Two industries that focus extensively on safety, and for good reason, are the mining, and the oil and gas industry. Because of the nature of these industries, candidates can expect to get a grilling during the interviewing process, not only in terms of their knowledge around the various safety aspects related to these industries, but also in terms of their attitude towards safety.
The golden rule is to never have a blasé attitude around safety. Safety is probably the most important aspect on any site, and in order to feel comfortable with having you on site, the company or recruiter will want to know that they can trust you to look out for the safety of not only yourself but also those around you. So never ever downplay the importance of safety, as it is a sure way to blow the interview. Companies take a very firm stance when it comes to issues around safety.
Before going into the interview, think carefully about your work history, and examples of where you may be able to draw on previous experience, to show your commitment to safety. Even if you do not come from a mining or oil and gas background, and come from a different industry such as construction, you need to think about aspects regarding safety which may be similar, and on your attitude towards safety in these positions.
You can expect be asked questions such as the below:
- Tell me about a time when you were faced with a particularly negligent team member, who did not adhere to safety regulations? And what in your opinion was this individual doing wrong? And how you handled the situation?
- Has there been a time where you have seen somebody on site doing something unsafe? And what did you do about it?
When asked any questions such as the above, or any others around safety, take them very seriously. How you answer these questions, could be the difference between your getting the job, and not getting it.
There are various approaches that an interviewer will use, to assess your safety knowledge and your attitude towards safety. They may ask you whether you have had any specific safety training or whether you have ever served on workplace safety committees. Should this happen, you will be required to provide details around any training that you may have had and what you learnt from this training. They may also ask you how you follow safety rules at work. This will give you the perfect opportunity to show your knowledge of safety principles and your attitude towards safety.

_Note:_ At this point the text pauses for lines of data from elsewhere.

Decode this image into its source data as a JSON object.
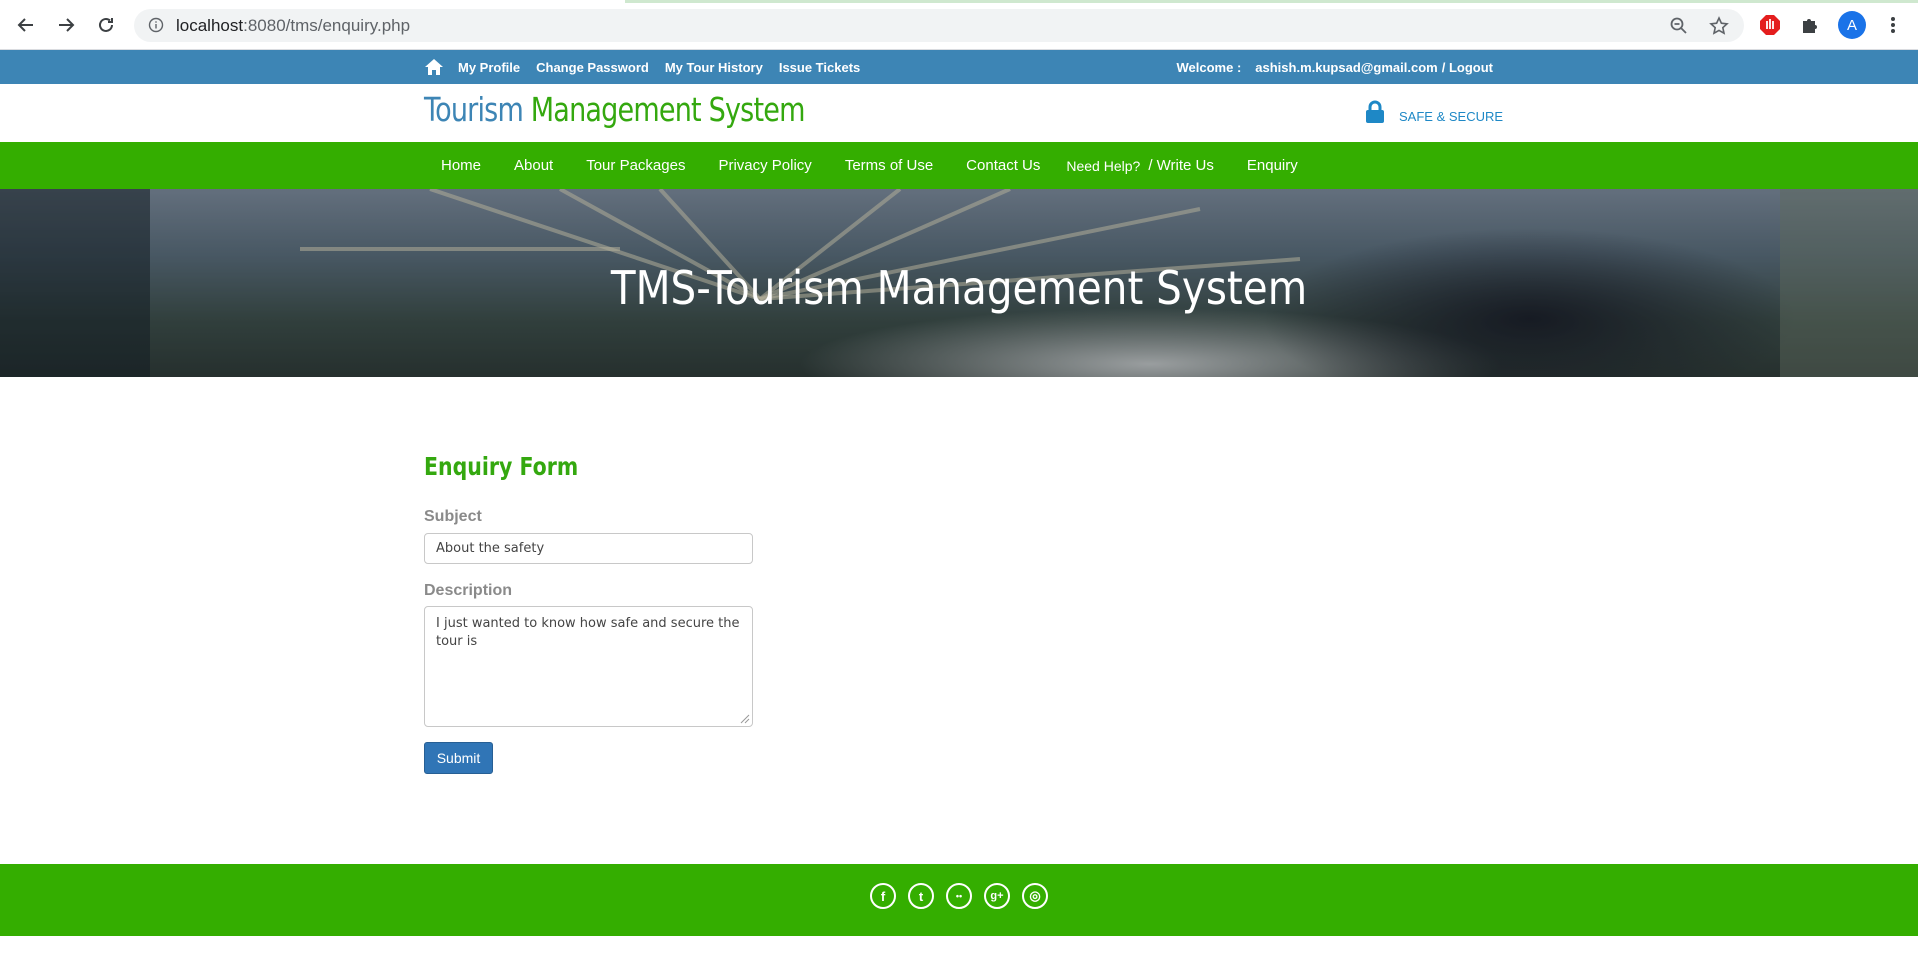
{
  "browser": {
    "url_host": "localhost",
    "url_rest": ":8080/tms/enquiry.php",
    "profile_initial": "A"
  },
  "topbar": {
    "links": [
      "My Profile",
      "Change Password",
      "My Tour History",
      "Issue Tickets"
    ],
    "welcome_label": "Welcome :",
    "user_email": "ashish.m.kupsad@gmail.com",
    "logout_label": "/ Logout"
  },
  "header": {
    "logo_part1": "Tourism",
    "logo_part2": " Management System",
    "secure_label": "SAFE & SECURE"
  },
  "nav": {
    "items": [
      "Home",
      "About",
      "Tour Packages",
      "Privacy Policy",
      "Terms of Use",
      "Contact Us"
    ],
    "help_label": "Need Help?",
    "write_label": "/ Write Us",
    "enquiry_label": "Enquiry"
  },
  "banner": {
    "title": "TMS-Tourism Management System"
  },
  "form": {
    "title": "Enquiry Form",
    "subject_label": "Subject",
    "subject_value": "About the safety",
    "description_label": "Description",
    "description_value": "I just wanted to know how safe and secure the tour is",
    "submit_label": "Submit"
  },
  "footer": {
    "social_icons": [
      "facebook-icon",
      "twitter-icon",
      "flickr-icon",
      "google-plus-icon",
      "dribbble-icon"
    ],
    "social_glyphs": [
      "f",
      "t",
      "••",
      "g+",
      "◎"
    ]
  },
  "colors": {
    "top_strip": "#3d85b5",
    "brand_green": "#34ae00",
    "brand_blue": "#3d85b5",
    "submit_blue": "#3075b6"
  }
}
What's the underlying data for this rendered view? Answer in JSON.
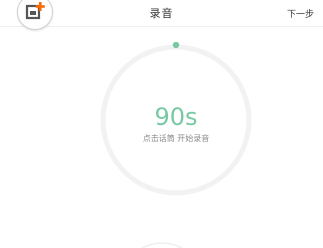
{
  "header": {
    "title": "录音",
    "next_label": "下一步"
  },
  "add_button": {
    "icon": "add-image-icon",
    "accent_color": "#ff6a00"
  },
  "recorder": {
    "timer": "90s",
    "hint": "点击话筒 开始录音",
    "timer_color": "#78c9a3",
    "ring_color": "#f2f2f2",
    "indicator_color": "#78c9a3"
  }
}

You should always show an interest in workplace safety, by asking a couple of safety related questions. Keep in mind when doing so, that it is just as important for you to work in a safe environment for your own safety, as it is for the company to employ workers who are safety orientated. Another option is to ask the interviewer if you will receive safety training or if there are any workplace hazards you should be aware of before you are hired, also if there are any safety responsibilities that go along with the job. If you are taken on a tour of the facility, ask about the rules and regulations around safety, and where first aid kids and fire extinguishers are kept. This will show your commitment to workplace safety and that safety is of utmost importance to you.
Always keep in mind that when it comes to safety, the biggest losers and those impacted the most by accidents, can be found amongst the victims and the family members that get left behind. Companies also suffer production losses after fatalities, due to routine shutdowns for investigations etc. So when safety rules and regulations are not adhered to, nobody wins. For this reason, safety has and always will be of utmost importance, and your attitude towards safety is going to be under scrutiny during the interview.
Regardless of whether you are working in the kitchen on a site, or underground, to be vigilant around safety is paramount, and if you are not, and this is picked up in the interview, the chances are, you are not going to be employed.